Auto transmission didn't suit the 1007 in town, but on the motorway things look up
Some drivers invest in a private number plate to set their car apart. Others personalise their motor with special alloys or miniature football shirts in the windows. But things are much simpler in the Peugeot 1007 - you simply unzip the seat covers and replace them with a different colour.
Buyers have a wide range of funky designs to choose from - but the trouble is, during my six months with the city car, I've seen this feature as nothing more than a gimmick. The first time I used the zip-out covers was to give them a clean when the 1007 was about to go back to Peugeot - and this highlighted the fact that they serve a practical purpose. The trims are really easy to remove and wash should you (or, more likely, your children) spill drinks or get them muddy.
Families will also appreciate the spacious and comfortable interior in such a small car, while I still think the 1007 looks stylish inside and out. But that's not to say I'll be sad to see the back of it.
My main criticism concerns the 2-Tronic automated transmission and the real lack of acceleration. The system takes an age to change down a gear, while the 1.6-litre engine is gutless. As a result, quick manoeuvres in traffic are virtually impossible - which is a major flaw for a vehicle designed to tackle town centre roads.
The 1007 has been into the garage on two occasions. The first was within days of its arrival, when the open bonnet indicator light stayed on after I'd checked the oil level, even though the hood was closed. A mechanic at my local Peugeot main dealer simply bent the latch back with a screwdriver, and all was fixed. The next trip was more costly; a new £90 rear tyre was needed after two nails got lodged in the rubber. Yet the service I received belied Peugeot's low rating in the Auto Express Driver Power 2006 dealer survey.
However, I haven't exactly fallen for the car. While some people admire the 1007's sliding doors, others find them, well, amusing, due to the beeping which accompanies the operation and the fact they open and close so slowly. The buttons for the doors are located where you'd expect to find the electric window switches, too, and on several occasions, passengers have activated the doors by mistake when trying to open the windows - not ideal. So while I've appreciated the Peugeot's looks and space, its gimmicks have left me less than impressed. Eileen Pegden

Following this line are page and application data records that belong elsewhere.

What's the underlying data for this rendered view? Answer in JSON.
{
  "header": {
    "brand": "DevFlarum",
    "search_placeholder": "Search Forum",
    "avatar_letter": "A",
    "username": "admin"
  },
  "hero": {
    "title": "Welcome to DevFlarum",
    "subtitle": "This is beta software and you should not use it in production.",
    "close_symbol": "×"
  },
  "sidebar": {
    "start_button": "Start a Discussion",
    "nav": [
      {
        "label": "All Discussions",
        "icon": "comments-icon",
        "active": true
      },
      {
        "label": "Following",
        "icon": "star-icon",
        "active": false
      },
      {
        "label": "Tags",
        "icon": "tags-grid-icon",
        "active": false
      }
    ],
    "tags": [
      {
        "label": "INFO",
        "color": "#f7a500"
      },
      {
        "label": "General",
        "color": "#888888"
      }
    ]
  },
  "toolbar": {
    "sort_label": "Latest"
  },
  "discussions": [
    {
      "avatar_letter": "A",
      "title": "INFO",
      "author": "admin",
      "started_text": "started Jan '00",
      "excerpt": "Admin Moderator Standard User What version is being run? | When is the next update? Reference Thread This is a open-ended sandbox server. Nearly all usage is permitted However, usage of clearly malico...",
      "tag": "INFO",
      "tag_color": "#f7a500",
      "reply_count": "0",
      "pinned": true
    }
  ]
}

Second opinion I agree with Eileen that the auto gearbox spoils the little Peugeot's ability in town, but if you swap city streets for the motorway, the 1007 makes more sense. It takes a little while to get up to speed, but once on its way, it's both quiet and refined. And the sliding doors may be a bit of a gimmick, but I like them - they give the Peugeot a real sense of occasion that no other city car can match. Dean Gibson, sub-editor